This is when a low ranked team beats a high ranked team. 9 beating 8 isn't a super impressive upset. In the actual NCAA tournament, upsets happen when a 12 will beat a 5 or an 11 will beat a 6, once every few years a 15 will beat a 2 in the first round. For example,

“Coming off its 11th national championship the season before, UCLA was ready to make another run through the 1996 NCAA tournament as a No. 4 seed. But in his final year as coach, Pete Carril and his 13 seeded Princeton offense got the best of the Bruins, stunning Jim Harrick’s squad in the first round with a last-second basket on a backdoor cut.”

What is a “Cinderella” team?

A "cinderella" team is a low-ranked team that progresses multiple rounds of the tournament systematically beating higher ranked teams.

So should I always pick the better ranked mammal?

No! Real fans don’t abandon their favorite mammals just because they are pathetic at this kind of battle (although hopefully well-suited to their particular ecological niche). People will clown you if your bracket is TOO conservative by always picking the better-ranked team.

Also the rankings are not infallible and there are upsets in nature too. Upsets are what make March Mammal Madness exciting. Like in 2015 when #3 seed Quokka exited stage left for those sweet burger rings allowing #14 seed Numbat to advance!!! OMG! WHO SAW THAT COMING!?!?!?!

Wait, I thought this was a battle of mammals! What are all those #AltMammals doing here?

Did you know that longtime MMM co-organizers Chris Anderson and Josh Drew aren't even Mammalogists? Chris is an entomologist and Josh is a marine biologist who primarily studies fish!

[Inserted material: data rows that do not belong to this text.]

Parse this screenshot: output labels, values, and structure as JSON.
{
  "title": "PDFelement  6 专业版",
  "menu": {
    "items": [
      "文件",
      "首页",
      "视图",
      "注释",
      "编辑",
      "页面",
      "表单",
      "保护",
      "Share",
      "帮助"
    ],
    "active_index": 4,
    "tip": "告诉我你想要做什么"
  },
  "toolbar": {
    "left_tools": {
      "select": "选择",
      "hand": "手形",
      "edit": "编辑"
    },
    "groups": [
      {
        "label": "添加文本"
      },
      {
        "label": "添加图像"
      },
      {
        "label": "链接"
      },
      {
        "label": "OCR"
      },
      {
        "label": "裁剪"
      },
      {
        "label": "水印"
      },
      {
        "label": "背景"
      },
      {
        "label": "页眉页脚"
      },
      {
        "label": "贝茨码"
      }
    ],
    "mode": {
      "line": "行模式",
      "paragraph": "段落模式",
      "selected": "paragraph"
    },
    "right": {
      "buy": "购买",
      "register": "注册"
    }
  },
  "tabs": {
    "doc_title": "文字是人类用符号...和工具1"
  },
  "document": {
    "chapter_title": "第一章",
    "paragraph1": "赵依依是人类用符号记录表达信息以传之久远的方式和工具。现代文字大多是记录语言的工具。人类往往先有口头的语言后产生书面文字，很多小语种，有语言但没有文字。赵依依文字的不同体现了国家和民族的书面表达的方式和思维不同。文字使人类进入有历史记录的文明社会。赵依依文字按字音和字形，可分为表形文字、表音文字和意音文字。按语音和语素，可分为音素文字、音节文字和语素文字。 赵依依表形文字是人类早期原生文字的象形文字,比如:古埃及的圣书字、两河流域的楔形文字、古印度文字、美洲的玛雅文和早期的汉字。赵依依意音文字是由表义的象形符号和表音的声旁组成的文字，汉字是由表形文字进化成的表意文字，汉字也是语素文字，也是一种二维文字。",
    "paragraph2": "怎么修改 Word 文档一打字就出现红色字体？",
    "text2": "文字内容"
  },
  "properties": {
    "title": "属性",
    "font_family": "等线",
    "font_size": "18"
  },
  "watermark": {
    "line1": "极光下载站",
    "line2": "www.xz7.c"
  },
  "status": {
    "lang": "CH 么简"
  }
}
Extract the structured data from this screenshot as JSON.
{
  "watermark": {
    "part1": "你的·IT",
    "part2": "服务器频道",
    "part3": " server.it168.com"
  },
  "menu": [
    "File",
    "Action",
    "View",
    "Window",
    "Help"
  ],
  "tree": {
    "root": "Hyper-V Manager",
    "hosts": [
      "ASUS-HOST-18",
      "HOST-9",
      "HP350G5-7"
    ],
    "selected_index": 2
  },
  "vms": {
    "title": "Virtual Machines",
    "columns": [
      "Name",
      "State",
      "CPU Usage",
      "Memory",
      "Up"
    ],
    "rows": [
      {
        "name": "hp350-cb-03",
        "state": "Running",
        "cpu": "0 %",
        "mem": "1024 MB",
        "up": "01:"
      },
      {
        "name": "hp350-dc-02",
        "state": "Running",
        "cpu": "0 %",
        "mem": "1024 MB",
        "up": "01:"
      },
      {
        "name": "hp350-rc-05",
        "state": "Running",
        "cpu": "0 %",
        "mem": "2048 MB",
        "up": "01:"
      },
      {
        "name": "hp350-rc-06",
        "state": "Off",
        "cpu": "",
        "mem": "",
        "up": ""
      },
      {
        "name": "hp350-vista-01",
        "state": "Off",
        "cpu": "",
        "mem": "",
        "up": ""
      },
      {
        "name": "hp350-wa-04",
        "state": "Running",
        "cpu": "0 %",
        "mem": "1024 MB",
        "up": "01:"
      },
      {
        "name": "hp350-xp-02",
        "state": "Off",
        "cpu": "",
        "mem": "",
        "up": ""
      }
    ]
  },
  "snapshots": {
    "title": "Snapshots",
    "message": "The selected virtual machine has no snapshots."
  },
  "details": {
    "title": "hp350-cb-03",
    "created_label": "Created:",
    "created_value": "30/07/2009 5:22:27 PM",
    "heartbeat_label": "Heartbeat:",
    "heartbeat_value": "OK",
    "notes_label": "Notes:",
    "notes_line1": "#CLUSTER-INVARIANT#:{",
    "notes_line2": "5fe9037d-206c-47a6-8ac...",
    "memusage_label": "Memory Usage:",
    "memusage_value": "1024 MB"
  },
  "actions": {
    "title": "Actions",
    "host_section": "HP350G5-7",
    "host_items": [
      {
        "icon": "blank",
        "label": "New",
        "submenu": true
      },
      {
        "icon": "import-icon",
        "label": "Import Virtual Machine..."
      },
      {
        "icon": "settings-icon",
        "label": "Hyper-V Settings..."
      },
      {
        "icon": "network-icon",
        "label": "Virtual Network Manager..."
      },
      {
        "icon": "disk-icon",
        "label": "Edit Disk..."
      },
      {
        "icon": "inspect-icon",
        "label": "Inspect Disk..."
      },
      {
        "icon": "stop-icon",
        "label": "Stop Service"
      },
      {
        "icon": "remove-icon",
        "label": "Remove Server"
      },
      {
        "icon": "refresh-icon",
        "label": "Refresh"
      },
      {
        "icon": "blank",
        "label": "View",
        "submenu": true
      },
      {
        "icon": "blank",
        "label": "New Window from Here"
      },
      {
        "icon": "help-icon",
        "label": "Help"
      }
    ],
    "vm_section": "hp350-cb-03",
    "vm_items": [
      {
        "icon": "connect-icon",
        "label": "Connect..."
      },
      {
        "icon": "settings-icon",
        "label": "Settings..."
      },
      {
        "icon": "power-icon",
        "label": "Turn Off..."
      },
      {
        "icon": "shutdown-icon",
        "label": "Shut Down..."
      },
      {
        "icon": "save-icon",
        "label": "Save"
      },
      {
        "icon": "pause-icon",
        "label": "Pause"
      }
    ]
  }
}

Also mammals aren't great at playing well with others, so we had to scrape different barrels for the Tag Team division. AND well, apparently people see "cats" everywhere they look. Besides, all animals are awesome, so March Mammal Madness is increasingly putting an asterisk behind 'Mammal.'

I love otters! Can I call them my "spirit animal" without perpetuating racism and settler colonialism?

Most probably not. If you have a deep affinity for an animal, but your identity means you are culturally appropriating when you use the term, JK Rowling has you covered: "patronus."

March Mammal Madness Team 2013-2020

Editor in Chief Katie Hinde, Arizona State University
Deputy Editor Chris Anderson, Dominican University
Art Director Charon Henning, Scientific Illustrator
Scientist-Narrators

Chris Anderson, Dominican University

Alyson Brokaw, Texas A&M University

Tara Chestnut, Mr. Ranier National Park, NPS

Patrice Connors, Colorado Mesa University

Mauna Dasari, Notre Dame University

Josh Drew, State University of New York Syracuse

Lara Durgavich, Tufts University

Anne Hilborn, University of California- Riverside

Katie Hinde, Arizona State University

Mark Kissel, Appalachian State University

Danielle Lee, Southern Illinois University Edwardsville

Kristi Lewton, University of Southern California

Jessica Light, Texas A&M University

Asia Murphy, Penn State University

Brian Tanis, Oregon State University

Jo Varner, Colorado Mesa University
Artists

Charon Henning, Scientific Illustrator

Mary Casillas, Scientific Illustrator

Will Nickley, Graphic Designer

Olivia Pellicer, Scientific Illustrator

Valeria Pellicer, Scientific Illustrator

Cyn Rudzis, Artist
Genetics

Eduardo Amorim, UCLA

Elinor Karlsson, University of Massachussetts Boston & Broad Institute

Anne Stone, Arizona State University

Jesse Weber, University of Alaska Anchorage

Melissa Wilson, Arizona State University
Official Twitter Account

Emma Willocks, Brown University

Connor Connor Fox, Oak Park & River Forest High School
Sports Summaries

Kate Lesciotto, Pennsylvania State University

Jason Krell, Arizona State University

Jessica Martin, Arizona State University
LibGuide Anali Maughan Perry, Arizona State University
Spanish Translation Alejandra Nuñez-de la Mora, Universidad Veracruzana, Xalapa
Educator Materials

Katie Hinde, Arizona State University

Stephanie Schuttler, NC Museum of Natural Sciences

Video Recaps MC Marmot & The Rodent Roundtable

Hours and Locations